→ Work item
Below are records; give the number of their lines that contain "header", and only that number.

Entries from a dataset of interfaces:
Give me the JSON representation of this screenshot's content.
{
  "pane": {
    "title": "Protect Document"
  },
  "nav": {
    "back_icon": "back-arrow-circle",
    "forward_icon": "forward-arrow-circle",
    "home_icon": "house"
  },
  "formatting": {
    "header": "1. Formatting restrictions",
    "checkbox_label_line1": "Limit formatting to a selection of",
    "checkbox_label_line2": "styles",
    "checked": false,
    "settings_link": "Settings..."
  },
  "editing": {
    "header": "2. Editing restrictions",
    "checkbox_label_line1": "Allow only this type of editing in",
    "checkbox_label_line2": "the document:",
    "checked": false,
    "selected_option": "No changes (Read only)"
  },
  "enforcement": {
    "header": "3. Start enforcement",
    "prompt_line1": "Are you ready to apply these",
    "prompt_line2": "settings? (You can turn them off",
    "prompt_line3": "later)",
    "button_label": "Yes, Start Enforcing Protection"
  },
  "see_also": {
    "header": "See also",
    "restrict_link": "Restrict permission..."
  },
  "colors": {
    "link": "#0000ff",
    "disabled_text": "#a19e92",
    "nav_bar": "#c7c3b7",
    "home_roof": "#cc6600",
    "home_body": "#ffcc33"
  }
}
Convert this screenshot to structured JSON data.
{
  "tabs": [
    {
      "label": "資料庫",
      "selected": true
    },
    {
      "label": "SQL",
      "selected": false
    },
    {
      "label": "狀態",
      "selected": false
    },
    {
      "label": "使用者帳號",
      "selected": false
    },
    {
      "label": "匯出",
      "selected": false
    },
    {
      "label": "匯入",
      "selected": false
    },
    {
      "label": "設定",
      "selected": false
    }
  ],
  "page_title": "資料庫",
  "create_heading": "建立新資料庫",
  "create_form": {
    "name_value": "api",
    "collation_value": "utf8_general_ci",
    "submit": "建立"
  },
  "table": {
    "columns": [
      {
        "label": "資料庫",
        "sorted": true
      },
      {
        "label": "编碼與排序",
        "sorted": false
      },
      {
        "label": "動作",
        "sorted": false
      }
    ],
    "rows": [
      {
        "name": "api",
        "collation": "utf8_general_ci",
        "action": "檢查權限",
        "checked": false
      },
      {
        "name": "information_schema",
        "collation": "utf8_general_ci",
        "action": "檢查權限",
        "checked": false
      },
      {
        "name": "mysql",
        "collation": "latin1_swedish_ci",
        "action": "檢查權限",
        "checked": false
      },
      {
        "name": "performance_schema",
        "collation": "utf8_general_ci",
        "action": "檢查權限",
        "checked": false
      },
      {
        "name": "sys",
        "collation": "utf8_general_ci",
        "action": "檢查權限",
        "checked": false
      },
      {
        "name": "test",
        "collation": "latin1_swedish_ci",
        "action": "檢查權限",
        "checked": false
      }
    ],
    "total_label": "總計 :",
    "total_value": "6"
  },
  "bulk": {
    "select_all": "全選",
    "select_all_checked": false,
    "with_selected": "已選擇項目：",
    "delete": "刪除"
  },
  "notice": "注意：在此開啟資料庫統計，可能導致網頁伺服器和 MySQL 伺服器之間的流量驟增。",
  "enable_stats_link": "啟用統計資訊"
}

→ Task output
4